Feeds

Google slaps malware warning on Radio 3 website

Someone's got to be Brahms and Lizt

Secure remote control for conventional and virtual desktops

Updated Google is warning surfers visiting BBC Radio 3's website that the classical music domain is a security risk.

The malware threat appears to have been purged by Thursday afternoon but Google warning will not be removed until it has had a chance to re-scan the site and verify that it is clean.

The bbc.co.uk/radio3 site was blacklisted by Google's Safe Browsing tool as a "Reported Attack Page" for "suspicious activity twice over the last 90 days" on Wednesday, as the search engine giant elaborates.

Of the 15 pages we tested on the site over the past 90 days, 4 page(s) resulted in malicious software being downloaded and installed without user consent.

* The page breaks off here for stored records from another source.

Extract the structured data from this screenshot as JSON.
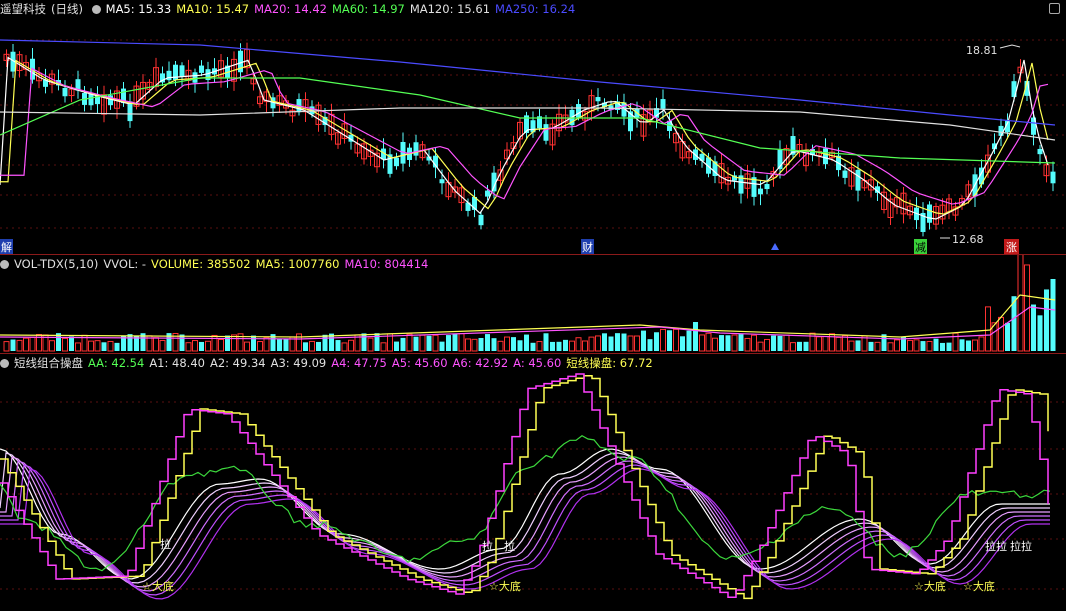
{
  "price_panel": {
    "symbol": "遥望科技",
    "period": "(日线)",
    "indicators": [
      {
        "label": "MA5: 15.33",
        "color": "#ffffff"
      },
      {
        "label": "MA10: 15.47",
        "color": "#ffff54"
      },
      {
        "label": "MA20: 14.42",
        "color": "#ff54ff"
      },
      {
        "label": "MA60: 14.97",
        "color": "#54ff54"
      },
      {
        "label": "MA120: 15.61",
        "color": "#e0e0e0"
      },
      {
        "label": "MA250: 16.24",
        "color": "#4b4bff"
      }
    ],
    "high_label": "18.81",
    "low_label": "12.68",
    "markers": {
      "jie": "解",
      "cai": "财",
      "jian": "减",
      "zhang": "涨"
    }
  },
  "volume_panel": {
    "name": "VOL-TDX(5,10)",
    "fields": [
      {
        "label": "VVOL: -",
        "color": "#e0e0e0"
      },
      {
        "label": "VOLUME: 385502",
        "color": "#ffff54"
      },
      {
        "label": "MA5: 1007760",
        "color": "#ffff54"
      },
      {
        "label": "MA10: 804414",
        "color": "#ff54ff"
      }
    ]
  },
  "indicator_panel": {
    "name": "短线组合操盘",
    "fields": [
      {
        "label": "AA: 42.54",
        "color": "#54ff54"
      },
      {
        "label": "A1: 48.40",
        "color": "#e0e0e0"
      },
      {
        "label": "A2: 49.34",
        "color": "#e0e0e0"
      },
      {
        "label": "A3: 49.09",
        "color": "#e0e0e0"
      },
      {
        "label": "A4: 47.75",
        "color": "#ff54ff"
      },
      {
        "label": "A5: 45.60",
        "color": "#ff54ff"
      },
      {
        "label": "A6: 42.92",
        "color": "#ff54ff"
      },
      {
        "label": "A: 45.60",
        "color": "#ff54ff"
      },
      {
        "label": "短线操盘: 67.72",
        "color": "#ffff54"
      }
    ],
    "signals": {
      "dadi": "☆大底",
      "la": "拉",
      "la2": "拉",
      "la3": "拉",
      "lala": "拉拉",
      "lala2": "拉拉"
    }
  },
  "chart_data": {
    "type": "line",
    "title": "",
    "price_range": [
      12.68,
      18.81
    ],
    "series_names": [
      "MA5",
      "MA10",
      "MA20",
      "MA60",
      "MA120",
      "MA250",
      "VOLUME",
      "AA",
      "短线操盘"
    ],
    "last_values": {
      "MA5": 15.33,
      "MA10": 15.47,
      "MA20": 14.42,
      "MA60": 14.97,
      "MA120": 15.61,
      "MA250": 16.24,
      "VOLUME": 385502,
      "VOL_MA5": 1007760,
      "VOL_MA10": 804414,
      "AA": 42.54,
      "A1": 48.4,
      "A2": 49.34,
      "A3": 49.09,
      "A4": 47.75,
      "A5": 45.6,
      "A6": 42.92,
      "A": 45.6,
      "短线操盘": 67.72
    }
  }
}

The last time Google visited this site was on 2010-09-09, and the last time suspicious content was found on this site was on 2010-09-09.

Malicious software is hosted on 1 domain(s), including kfppp.com/.

It seems that hackers planted malicious scripts on the site that attempt to download Trojans onto vulnerable PCs. The problem was detected by Google on Wednesday and appears to have been cleared by Thursday.

However Google is yet to receive a request to re-examine the Radio 3 site and check all is now well and until it completes this process and updates its records, a process that normally takes a few hours, the warning will stay.

The timing of the warning coincides with the run-up to the Last Night of the Proms, a series of classical music concerts in central London that are a big event in Radio 3's diary and traditionally end with a patriotic rendition of Land of Hope and Glory.

Anti-virus firms said they were unable to find fault with the site on Thursday afternoon.

A senior security consultant at Sophos told El Reg that its anti-virus analysts looked at the BBC R3 site earlier today and didn't see anything suspicious. "We're not sure what Google is basing its warning on," he said.

Chris Boyd, a security researcher at GFI Security, agreed that the Radio 3 site is clean, at least at the time of writing on Thursday lunchtime.

However a Google spokesman said that its diagnosis of problems with the Radio 3 site on Wednesday were correct, contrary to earlier versions of this story that suggested the warning might have been a false. ®

Beginner's guide to SSL certificates

More from The Register

next story
Regin: The super-spyware the security industry has been silent about
NSA fingered as likely source of complex malware family
Privacy bods offer GOV SPY VICTIMS a FREE SPYWARE SNIFFER
Looks for gov malware that evades most antivirus
Patch NOW! Microsoft slings emergency bug fix at Windows admins
Vulnerability promotes lusers to domain overlords ... oops
HACKERS can DELETE SURVEILLANCE DVRS remotely – report
Hikvision devices wide open to hacking, claim securobods
'Regin': The 'New Stuxnet' spook-grade SOFTWARE WEAPON described
'A degree of technical competence rarely seen'
Astro-boffins start opening universe simulation data
Got a supercomputer? Want to simulate a universe? Here you go
prev story

Whitepapers

Why cloud backup?
Combining the latest advancements in disk-based backup with secure, integrated, cloud technologies offer organizations fast and assured recovery of their critical enterprise data.
Getting started with customer-focused identity management
Learn why identity is a fundamental requirement to digital growth, and how without it there is no way to identify and engage customers in a meaningful way.
Go beyond APM with real-time IT operations analytics
How IT operations teams can harness the wealth of wire data already flowing through their environment for real-time operational intelligence.
Why CIOs should rethink endpoint data protection in the age of mobility
Assessing trends in data protection, specifically with respect to mobile devices, BYOD, and remote employees.
High Performance for All
While HPC is not new, it has traditionally been seen as a specialist area – is it now geared up to meet more mainstream requirements?